According to the report, approximately one in five Salmonella Heidelberg infections was resistant to ceftriaxone; this Salmonella serotype has been connected to recent outbreaks associated with poultry. Resistance to quinolone drugs in Salmonella typhi, the germ responsible for typhoid fever, increased to 68% in 2012. This has led to concerns about the efficacy of this drug in treating typhoid fever.
Some additional key items include:
- Campylobacter resistance to ciprofloxacin remained at 25%, despite FDA’s 2005 withdrawal of its approval for the use of enrofloxacin in poultry.
- Shigella resistance to ciprofloxacin (2%) and azithromycin (4%) is growing, but no Shigella strains were resistant to both drugs.
- Although fluoroquinolone resistance remained low in 2012, Salmonella enteritidis – the most common Salmonella type – accounted for 50% of infections resistant to nalidixic acid, which is used in laboratory testing for resistance.
- Resistance to nalidixic acid relates to decreased susceptibility to ciprofloxacin. Other research shows that many of the nalidixic acid resistant Salmonella enteritidis infections are acquired during travel abroad.
Funding for a proposed CDC initiative to improve detection and tracking of multidrug resistant Salmonella and other urgent antiobiotic resistant threats is included in the President’s proposed budget for 2015. The CDC estimates that an additional $30 million in funding annually over five years could reduce multidrug resistant Salmonella infections by 25%, as well as reductions in other resistant infections.

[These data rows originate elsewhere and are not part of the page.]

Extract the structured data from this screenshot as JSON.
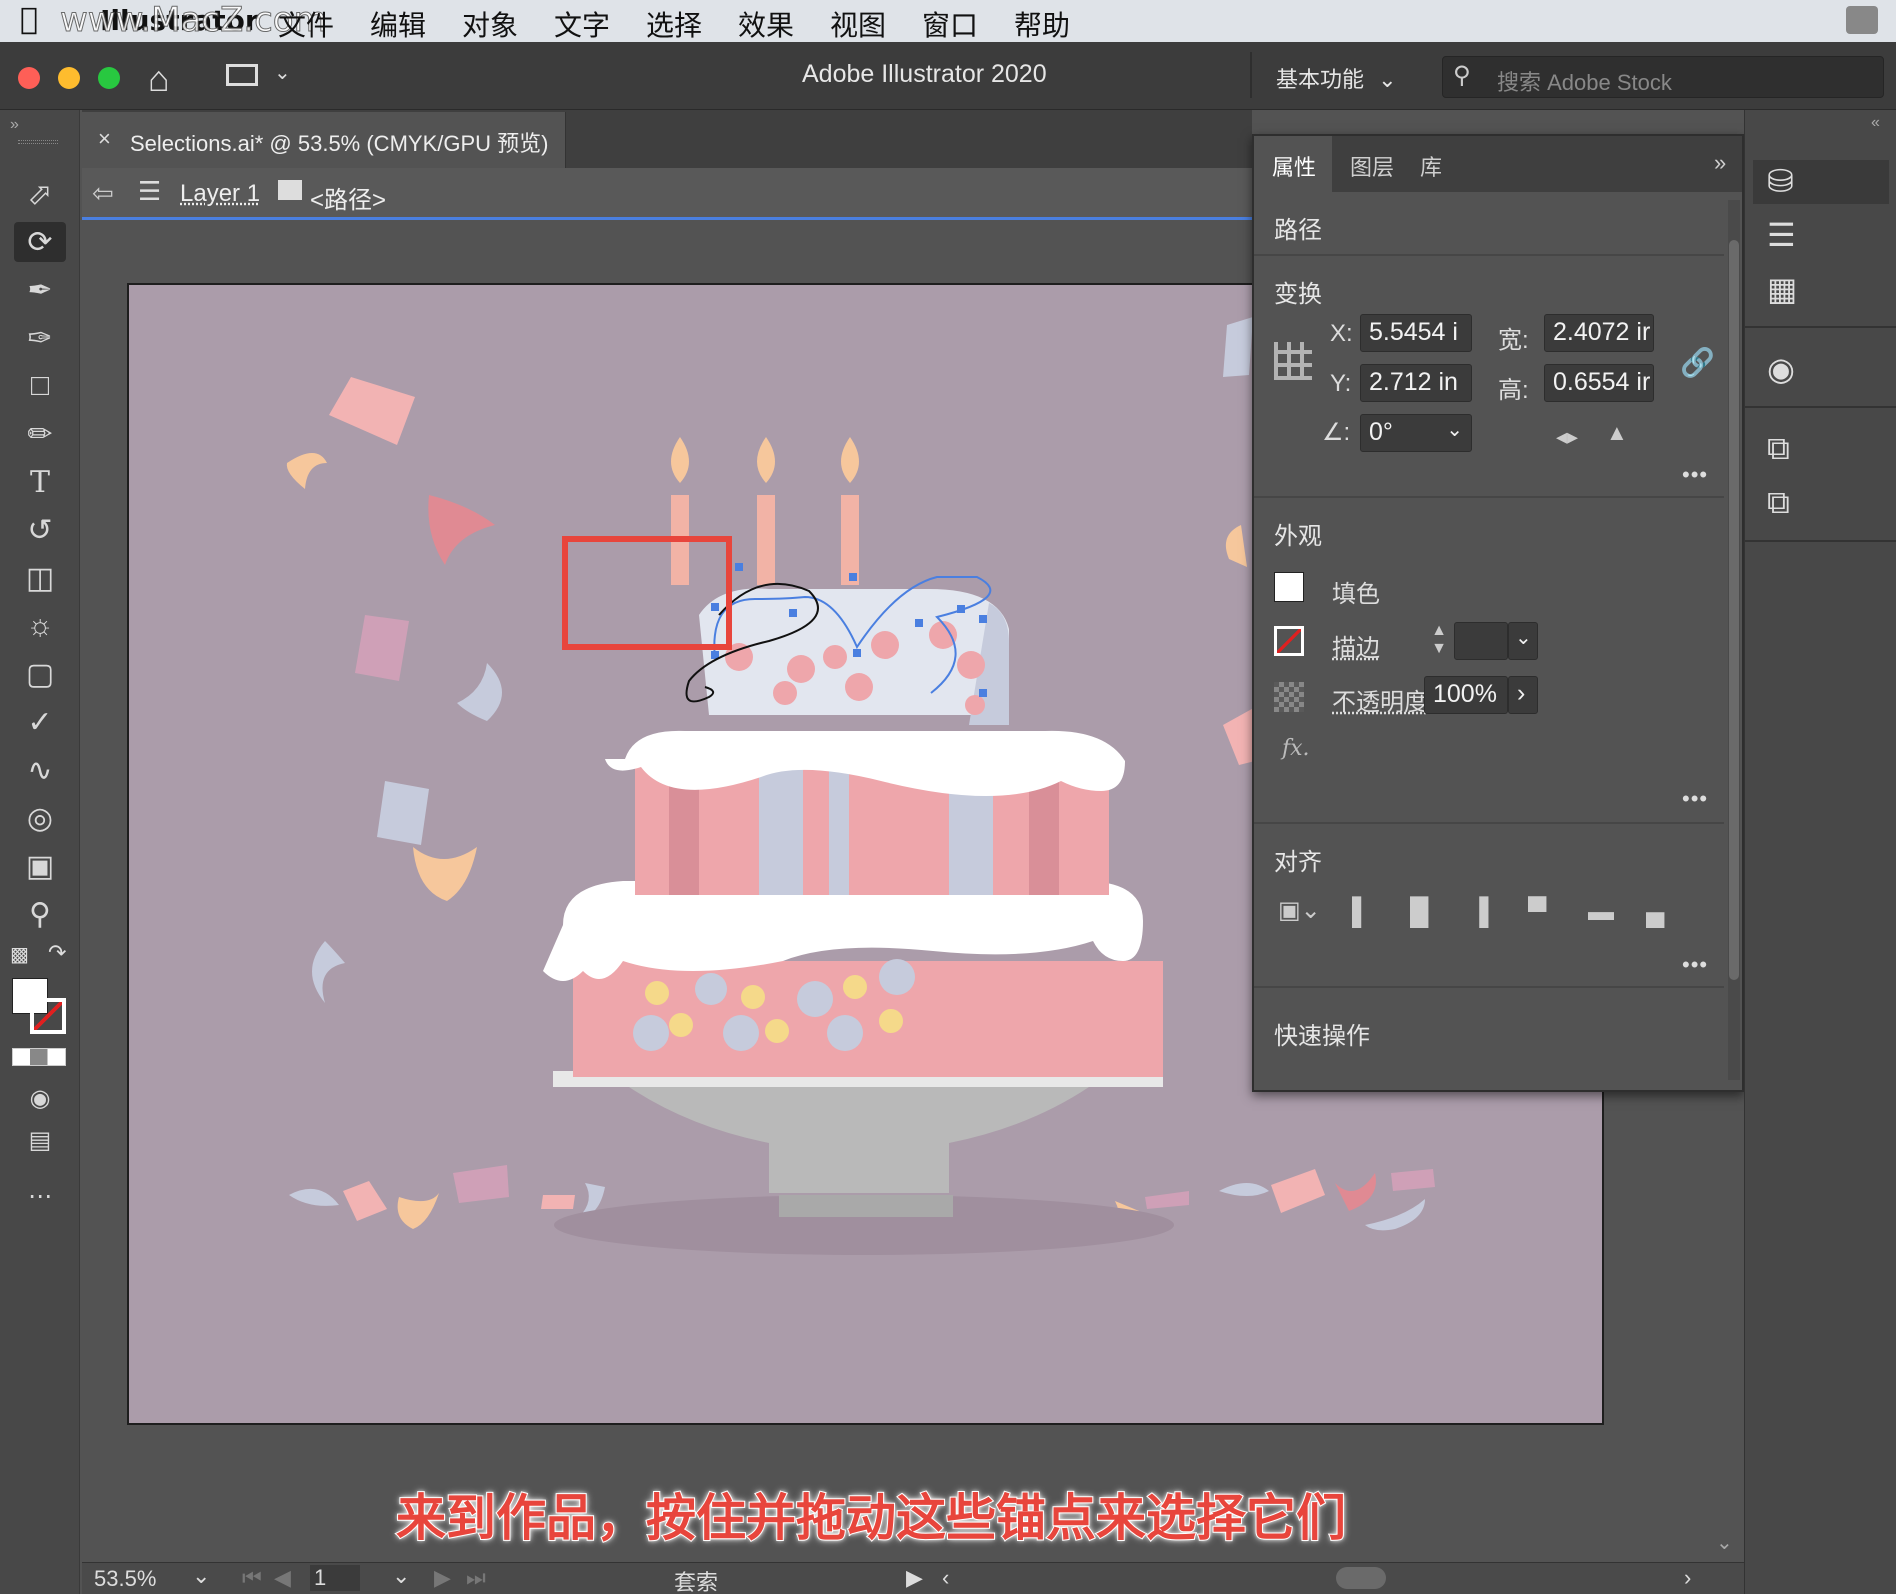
{
  "menubar": {
    "app_name": "Illustrator",
    "watermark": "www.MacZ.com",
    "items": [
      "文件",
      "编辑",
      "对象",
      "文字",
      "选择",
      "效果",
      "视图",
      "窗口",
      "帮助"
    ]
  },
  "titlebar": {
    "title": "Adobe Illustrator 2020",
    "workspace": "基本功能",
    "search_placeholder": "搜索 Adobe Stock"
  },
  "document": {
    "tab_title": "Selections.ai* @ 53.5% (CMYK/GPU 预览)",
    "layer": "Layer 1",
    "path_label": "<路径>"
  },
  "panel": {
    "tabs": [
      "属性",
      "图层",
      "库"
    ],
    "selection_type": "路径",
    "transform": {
      "title": "变换",
      "x_label": "X:",
      "x": "5.5454 i",
      "y_label": "Y:",
      "y": "2.712 in",
      "w_label": "宽:",
      "w": "2.4072 ir",
      "h_label": "高:",
      "h": "0.6554 ir",
      "angle": "0°"
    },
    "appearance": {
      "title": "外观",
      "fill": "填色",
      "stroke": "描边",
      "opacity_label": "不透明度",
      "opacity": "100%",
      "fx": "fx."
    },
    "align": {
      "title": "对齐"
    },
    "quick_actions": {
      "title": "快速操作"
    }
  },
  "statusbar": {
    "zoom": "53.5%",
    "artboard": "1",
    "tool_name": "套索"
  },
  "caption": "来到作品，按住并拖动这些锚点来选择它们",
  "colors": {
    "artboard_bg": "#ab9caa",
    "accent": "#4a7fe0",
    "highlight_box": "#e8453c",
    "cake_pink": "#eea6ab",
    "icing": "#ffffff"
  }
}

For more information call (800) 232-4636 or visit CDC.gov.